[EXERCISE PROMPT] Every line below that holds the word "JSON" must be listed.

[MATERIALS PROVIDED]
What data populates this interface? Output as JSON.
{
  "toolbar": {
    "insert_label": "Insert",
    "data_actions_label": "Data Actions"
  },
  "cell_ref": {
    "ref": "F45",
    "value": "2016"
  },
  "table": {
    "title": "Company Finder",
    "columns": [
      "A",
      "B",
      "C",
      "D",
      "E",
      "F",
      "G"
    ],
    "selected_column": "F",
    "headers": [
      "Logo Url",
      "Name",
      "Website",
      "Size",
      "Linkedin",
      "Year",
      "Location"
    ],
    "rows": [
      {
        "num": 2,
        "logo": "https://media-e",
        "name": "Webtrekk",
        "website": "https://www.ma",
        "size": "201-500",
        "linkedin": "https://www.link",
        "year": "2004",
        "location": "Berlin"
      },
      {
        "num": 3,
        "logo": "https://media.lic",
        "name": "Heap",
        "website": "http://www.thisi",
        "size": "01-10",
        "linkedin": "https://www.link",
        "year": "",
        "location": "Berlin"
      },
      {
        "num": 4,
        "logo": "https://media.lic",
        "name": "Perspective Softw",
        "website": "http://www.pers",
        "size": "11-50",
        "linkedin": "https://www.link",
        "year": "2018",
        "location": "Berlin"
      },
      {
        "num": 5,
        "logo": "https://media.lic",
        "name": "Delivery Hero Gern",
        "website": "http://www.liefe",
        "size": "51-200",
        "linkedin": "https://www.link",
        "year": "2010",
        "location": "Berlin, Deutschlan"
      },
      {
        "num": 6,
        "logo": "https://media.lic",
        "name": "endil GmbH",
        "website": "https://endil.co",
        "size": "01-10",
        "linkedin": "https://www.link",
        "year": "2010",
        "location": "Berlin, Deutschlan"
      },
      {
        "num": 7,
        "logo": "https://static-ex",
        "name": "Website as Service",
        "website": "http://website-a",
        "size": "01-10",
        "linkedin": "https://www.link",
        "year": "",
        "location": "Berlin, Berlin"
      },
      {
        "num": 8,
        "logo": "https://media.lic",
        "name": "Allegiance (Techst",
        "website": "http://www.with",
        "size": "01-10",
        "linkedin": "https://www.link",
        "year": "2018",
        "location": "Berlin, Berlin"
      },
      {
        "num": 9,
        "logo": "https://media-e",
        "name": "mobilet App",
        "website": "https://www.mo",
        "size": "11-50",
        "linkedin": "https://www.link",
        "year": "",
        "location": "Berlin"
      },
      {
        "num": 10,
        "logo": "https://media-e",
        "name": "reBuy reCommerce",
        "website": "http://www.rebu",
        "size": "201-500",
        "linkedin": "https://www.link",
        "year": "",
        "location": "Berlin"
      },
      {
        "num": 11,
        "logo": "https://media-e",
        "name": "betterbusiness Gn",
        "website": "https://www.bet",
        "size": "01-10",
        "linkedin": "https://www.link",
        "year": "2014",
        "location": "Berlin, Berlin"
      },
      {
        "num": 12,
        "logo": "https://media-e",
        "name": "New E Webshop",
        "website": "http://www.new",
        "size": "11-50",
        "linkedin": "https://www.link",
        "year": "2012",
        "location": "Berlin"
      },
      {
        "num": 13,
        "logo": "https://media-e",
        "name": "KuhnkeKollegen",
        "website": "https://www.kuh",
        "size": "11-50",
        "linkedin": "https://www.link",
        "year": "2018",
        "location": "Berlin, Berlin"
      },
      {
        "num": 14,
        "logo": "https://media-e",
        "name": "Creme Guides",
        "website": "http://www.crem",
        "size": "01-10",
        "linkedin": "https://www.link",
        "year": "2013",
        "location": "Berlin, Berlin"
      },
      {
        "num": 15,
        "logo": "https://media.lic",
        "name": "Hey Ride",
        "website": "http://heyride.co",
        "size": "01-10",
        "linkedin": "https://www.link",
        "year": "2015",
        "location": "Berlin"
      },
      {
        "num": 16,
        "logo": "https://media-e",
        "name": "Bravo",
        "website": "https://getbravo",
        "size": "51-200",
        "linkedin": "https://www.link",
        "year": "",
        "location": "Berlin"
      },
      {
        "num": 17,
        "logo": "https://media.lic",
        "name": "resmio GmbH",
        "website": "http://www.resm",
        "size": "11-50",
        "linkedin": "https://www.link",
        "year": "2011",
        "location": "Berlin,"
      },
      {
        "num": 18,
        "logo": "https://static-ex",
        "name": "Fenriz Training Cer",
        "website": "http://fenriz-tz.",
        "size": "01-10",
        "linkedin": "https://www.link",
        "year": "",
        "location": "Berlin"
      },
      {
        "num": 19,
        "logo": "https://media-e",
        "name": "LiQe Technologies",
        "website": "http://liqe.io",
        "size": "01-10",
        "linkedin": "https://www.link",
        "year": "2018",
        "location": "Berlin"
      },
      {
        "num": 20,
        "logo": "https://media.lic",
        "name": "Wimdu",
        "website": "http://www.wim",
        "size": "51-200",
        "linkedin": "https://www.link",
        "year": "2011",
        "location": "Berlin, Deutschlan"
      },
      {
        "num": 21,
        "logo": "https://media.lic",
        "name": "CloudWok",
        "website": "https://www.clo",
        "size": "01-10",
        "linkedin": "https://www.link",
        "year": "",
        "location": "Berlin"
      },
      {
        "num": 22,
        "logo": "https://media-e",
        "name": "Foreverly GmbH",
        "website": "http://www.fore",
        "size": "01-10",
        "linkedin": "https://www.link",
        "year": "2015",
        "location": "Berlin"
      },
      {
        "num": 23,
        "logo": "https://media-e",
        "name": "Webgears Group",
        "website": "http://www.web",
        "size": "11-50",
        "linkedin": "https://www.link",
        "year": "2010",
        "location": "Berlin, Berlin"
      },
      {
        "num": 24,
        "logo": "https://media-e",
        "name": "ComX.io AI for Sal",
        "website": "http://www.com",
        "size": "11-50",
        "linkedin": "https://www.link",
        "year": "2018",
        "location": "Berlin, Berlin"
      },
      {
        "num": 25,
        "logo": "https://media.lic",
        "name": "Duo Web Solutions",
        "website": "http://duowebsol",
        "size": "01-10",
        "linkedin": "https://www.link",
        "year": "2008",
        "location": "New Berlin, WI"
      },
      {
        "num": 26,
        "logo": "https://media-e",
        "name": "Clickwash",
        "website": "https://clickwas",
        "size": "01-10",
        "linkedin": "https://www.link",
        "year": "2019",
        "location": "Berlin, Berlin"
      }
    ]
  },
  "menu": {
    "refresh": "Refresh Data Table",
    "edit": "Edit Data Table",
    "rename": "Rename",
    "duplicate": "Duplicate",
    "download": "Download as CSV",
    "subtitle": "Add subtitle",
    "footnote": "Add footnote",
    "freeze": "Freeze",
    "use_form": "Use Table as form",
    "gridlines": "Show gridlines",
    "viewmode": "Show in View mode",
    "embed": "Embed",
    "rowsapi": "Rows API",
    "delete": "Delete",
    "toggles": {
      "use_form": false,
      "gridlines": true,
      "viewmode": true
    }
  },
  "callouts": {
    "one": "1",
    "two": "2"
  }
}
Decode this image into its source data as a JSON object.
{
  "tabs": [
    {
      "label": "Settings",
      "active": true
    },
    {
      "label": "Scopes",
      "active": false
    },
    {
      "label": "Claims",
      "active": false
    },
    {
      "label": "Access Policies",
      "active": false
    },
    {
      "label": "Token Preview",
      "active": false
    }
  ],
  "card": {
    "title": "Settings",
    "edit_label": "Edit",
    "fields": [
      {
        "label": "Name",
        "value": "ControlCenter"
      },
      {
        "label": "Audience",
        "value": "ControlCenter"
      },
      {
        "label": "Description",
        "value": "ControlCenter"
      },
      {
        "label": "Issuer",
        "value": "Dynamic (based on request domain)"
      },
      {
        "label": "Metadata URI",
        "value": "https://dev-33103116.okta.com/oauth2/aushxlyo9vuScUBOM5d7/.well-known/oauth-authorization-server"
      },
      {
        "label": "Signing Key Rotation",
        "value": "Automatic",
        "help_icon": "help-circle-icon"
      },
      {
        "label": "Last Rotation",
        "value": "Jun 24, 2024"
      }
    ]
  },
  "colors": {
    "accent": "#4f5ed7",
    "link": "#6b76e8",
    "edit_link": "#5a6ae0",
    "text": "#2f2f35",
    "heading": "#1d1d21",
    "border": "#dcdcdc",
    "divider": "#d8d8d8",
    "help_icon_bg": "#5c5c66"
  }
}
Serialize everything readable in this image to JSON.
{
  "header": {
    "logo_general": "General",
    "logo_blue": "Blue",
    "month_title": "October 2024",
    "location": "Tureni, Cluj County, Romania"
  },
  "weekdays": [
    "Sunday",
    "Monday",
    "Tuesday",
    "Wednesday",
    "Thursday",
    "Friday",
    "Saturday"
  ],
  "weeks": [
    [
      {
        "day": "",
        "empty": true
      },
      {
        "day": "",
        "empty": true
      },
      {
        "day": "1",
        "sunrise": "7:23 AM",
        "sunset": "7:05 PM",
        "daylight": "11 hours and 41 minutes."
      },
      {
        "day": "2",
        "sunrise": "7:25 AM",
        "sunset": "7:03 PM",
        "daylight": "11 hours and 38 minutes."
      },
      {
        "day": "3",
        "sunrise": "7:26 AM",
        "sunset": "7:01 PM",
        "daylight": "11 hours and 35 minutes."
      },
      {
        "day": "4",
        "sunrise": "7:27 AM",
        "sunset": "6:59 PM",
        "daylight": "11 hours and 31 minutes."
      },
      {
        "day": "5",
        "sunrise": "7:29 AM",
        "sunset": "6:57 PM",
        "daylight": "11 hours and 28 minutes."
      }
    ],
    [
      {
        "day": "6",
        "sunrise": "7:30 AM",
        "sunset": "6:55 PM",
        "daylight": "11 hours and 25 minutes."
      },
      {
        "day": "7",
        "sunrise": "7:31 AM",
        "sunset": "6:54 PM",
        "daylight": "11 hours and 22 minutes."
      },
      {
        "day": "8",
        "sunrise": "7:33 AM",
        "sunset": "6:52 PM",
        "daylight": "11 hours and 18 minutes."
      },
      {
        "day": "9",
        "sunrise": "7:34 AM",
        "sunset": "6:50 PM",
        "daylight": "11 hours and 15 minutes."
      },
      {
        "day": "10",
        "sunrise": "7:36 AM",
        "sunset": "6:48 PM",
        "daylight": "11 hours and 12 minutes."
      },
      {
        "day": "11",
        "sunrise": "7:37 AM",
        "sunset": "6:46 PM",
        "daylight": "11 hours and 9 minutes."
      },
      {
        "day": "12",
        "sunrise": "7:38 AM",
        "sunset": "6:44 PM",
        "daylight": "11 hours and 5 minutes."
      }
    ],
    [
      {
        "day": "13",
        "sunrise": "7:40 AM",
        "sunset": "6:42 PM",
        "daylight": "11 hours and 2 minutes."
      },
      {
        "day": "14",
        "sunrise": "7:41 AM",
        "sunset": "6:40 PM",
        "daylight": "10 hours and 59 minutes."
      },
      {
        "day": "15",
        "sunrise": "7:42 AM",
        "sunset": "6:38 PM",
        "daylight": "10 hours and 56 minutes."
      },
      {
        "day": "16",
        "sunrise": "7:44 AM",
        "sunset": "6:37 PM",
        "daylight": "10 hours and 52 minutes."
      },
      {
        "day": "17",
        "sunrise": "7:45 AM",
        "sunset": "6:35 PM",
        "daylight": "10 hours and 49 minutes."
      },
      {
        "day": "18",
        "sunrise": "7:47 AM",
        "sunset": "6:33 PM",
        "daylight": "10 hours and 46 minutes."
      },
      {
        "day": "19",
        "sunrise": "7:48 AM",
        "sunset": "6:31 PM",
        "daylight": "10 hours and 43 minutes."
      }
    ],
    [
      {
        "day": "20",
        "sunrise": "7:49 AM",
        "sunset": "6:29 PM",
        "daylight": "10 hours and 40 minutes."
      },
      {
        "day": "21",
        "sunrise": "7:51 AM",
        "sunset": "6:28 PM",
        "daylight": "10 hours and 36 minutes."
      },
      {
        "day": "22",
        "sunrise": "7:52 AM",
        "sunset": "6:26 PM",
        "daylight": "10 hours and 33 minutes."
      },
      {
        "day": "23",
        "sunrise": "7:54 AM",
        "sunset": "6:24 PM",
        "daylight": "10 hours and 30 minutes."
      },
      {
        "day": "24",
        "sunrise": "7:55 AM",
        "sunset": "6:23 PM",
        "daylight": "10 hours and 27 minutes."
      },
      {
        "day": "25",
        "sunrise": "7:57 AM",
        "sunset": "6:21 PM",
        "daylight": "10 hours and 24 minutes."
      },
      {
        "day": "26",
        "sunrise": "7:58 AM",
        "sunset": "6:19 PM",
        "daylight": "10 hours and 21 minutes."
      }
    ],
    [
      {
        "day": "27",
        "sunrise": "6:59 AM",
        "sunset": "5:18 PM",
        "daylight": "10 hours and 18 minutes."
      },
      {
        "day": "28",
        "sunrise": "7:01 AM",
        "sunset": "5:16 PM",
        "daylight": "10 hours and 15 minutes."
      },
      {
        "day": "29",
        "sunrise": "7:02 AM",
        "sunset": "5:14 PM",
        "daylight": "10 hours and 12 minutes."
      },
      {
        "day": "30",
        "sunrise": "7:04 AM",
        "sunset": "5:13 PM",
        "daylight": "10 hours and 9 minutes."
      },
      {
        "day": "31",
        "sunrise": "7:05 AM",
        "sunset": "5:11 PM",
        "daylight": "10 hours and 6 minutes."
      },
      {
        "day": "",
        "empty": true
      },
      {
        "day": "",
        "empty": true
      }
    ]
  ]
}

[YOUR RESPONSE]
What data populates this interface? Output as JSON.
Decode this image into its source data as a JSON object.
Serialize everything readable in this image to JSON.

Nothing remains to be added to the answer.